» **Assignment**:
Restate the entries below verbatim.

Exercise input START

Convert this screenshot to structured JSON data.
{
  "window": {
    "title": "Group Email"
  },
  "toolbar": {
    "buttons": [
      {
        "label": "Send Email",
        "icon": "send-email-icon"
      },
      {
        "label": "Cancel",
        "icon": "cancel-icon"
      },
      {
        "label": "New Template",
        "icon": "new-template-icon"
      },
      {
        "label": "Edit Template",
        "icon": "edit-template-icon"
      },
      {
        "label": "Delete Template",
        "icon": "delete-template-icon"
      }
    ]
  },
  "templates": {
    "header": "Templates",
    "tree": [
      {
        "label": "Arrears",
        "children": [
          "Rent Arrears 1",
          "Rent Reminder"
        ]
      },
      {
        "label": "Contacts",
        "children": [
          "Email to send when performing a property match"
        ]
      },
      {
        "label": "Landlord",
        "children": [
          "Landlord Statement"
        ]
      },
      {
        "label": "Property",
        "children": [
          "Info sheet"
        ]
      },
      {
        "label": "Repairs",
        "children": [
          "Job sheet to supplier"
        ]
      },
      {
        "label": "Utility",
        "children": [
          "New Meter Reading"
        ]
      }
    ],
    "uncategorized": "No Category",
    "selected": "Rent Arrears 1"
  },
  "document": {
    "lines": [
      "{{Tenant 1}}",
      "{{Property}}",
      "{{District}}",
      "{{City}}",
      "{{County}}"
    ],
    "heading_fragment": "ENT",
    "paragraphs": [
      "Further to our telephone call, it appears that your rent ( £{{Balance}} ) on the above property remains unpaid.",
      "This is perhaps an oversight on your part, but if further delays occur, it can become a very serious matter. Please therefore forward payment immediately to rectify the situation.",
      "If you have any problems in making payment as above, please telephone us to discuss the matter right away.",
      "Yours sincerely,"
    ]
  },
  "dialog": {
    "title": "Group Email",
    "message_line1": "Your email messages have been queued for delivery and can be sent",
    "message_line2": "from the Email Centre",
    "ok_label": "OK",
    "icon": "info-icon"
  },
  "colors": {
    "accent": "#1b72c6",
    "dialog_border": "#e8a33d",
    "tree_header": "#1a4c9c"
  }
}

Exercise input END

» **Response below**:
Convert this screenshot to structured JSON data.
{
  "window": {
    "title": "Group Email"
  },
  "toolbar": {
    "buttons": [
      {
        "label": "Send Email",
        "icon": "send-email-icon"
      },
      {
        "label": "Cancel",
        "icon": "cancel-icon"
      },
      {
        "label": "New Template",
        "icon": "new-template-icon"
      },
      {
        "label": "Edit Template",
        "icon": "edit-template-icon"
      },
      {
        "label": "Delete Template",
        "icon": "delete-template-icon"
      }
    ]
  },
  "templates": {
    "header": "Templates",
    "tree": [
      {
        "label": "Arrears",
        "children": [
          "Rent Arrears 1",
          "Rent Reminder"
        ]
      },
      {
        "label": "Contacts",
        "children": [
          "Email to send when performing a property match"
        ]
      },
      {
        "label": "Landlord",
        "children": [
          "Landlord Statement"
        ]
      },
      {
        "label": "Property",
        "children": [
          "Info sheet"
        ]
      },
      {
        "label": "Repairs",
        "children": [
          "Job sheet to supplier"
        ]
      },
      {
        "label": "Utility",
        "children": [
          "New Meter Reading"
        ]
      }
    ],
    "uncategorized": "No Category",
    "selected": "Rent Arrears 1"
  },
  "document": {
    "lines": [
      "{{Tenant 1}}",
      "{{Property}}",
      "{{District}}",
      "{{City}}",
      "{{County}}"
    ],
    "heading_fragment": "ENT",
    "paragraphs": [
      "Further to our telephone call, it appears that your rent ( £{{Balance}} ) on the above property remains unpaid.",
      "This is perhaps an oversight on your part, but if further delays occur, it can become a very serious matter. Please therefore forward payment immediately to rectify the situation.",
      "If you have any problems in making payment as above, please telephone us to discuss the matter right away.",
      "Yours sincerely,"
    ]
  },
  "dialog": {
    "title": "Group Email",
    "message_line1": "Your email messages have been queued for delivery and can be sent",
    "message_line2": "from the Email Centre",
    "ok_label": "OK",
    "icon": "info-icon"
  },
  "colors": {
    "accent": "#1b72c6",
    "dialog_border": "#e8a33d",
    "tree_header": "#1a4c9c"
  }
}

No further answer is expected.